If we see human development analysis as including attention to basic needs and to threats, disruptions and fluctuations, as it should and typically does, then human security analysis is a wing or dimension within it. If though human development analysis looks only at creation and expansion of valuable capabilities, then human security analysis adds special attention to the counterpart concerns: vulnerabilities, risks and forces of disruption and destruction. The two types of analysis can then be described as partners: “…work on human security recognizes that situations are not stable, and that we must plan not only for how to fulfill aspirations but how to deal with threats and adversities, many of which are situation-specific, group-specific, intersectional” and require locally determined response (Frediani et al. 2014, p. 7).12 Human development is measured by the Human Development Index (HDI). This index actually measures the average achievements in a country in three basic
dimensions of human development: a long and healthy life, knowledge and a decent standard of living.13 The strong connection between human development and human security brings us to consider if conceptualizing the human security index would be possible.
Fundamental precondition for sustainable development is empowerment of people, referring to their education.

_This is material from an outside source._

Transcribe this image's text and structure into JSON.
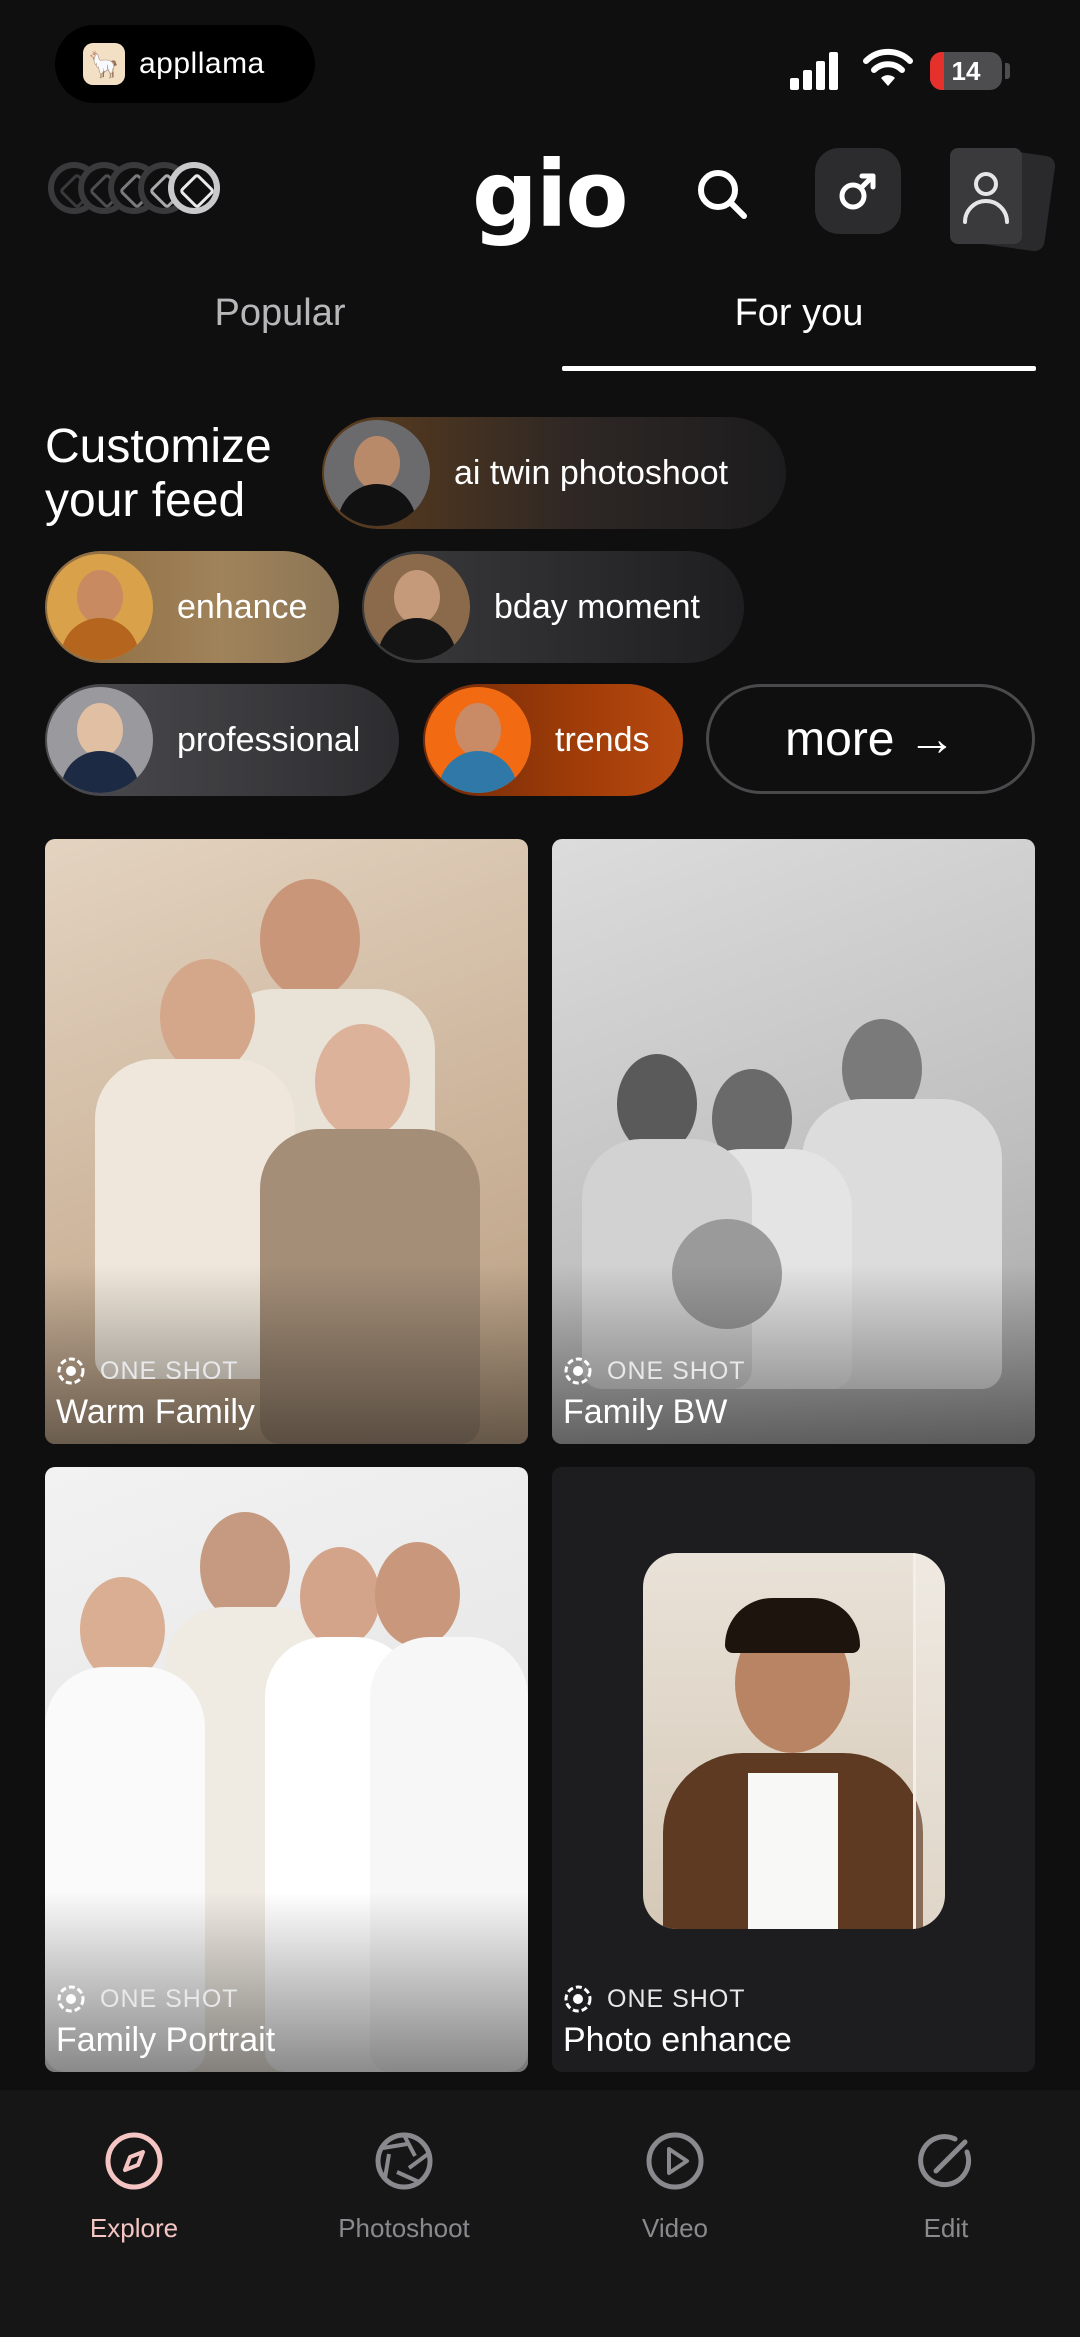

By educating them, the key barrier to human development – human mind – can be surpassed. Means for achieving sustainable human development are rule of law, respect for human rights, economic development, social development, environmental development and creation of adequate norms and regimes. Many peace-building practices around the world reflect how development is connected to safety of people. Safe environment is a precondition for implementation of any kind of developmental projects, which further influence the wellbeing of population. A population with more satisfied basic needs is less likely to turn to violence in solving its problems.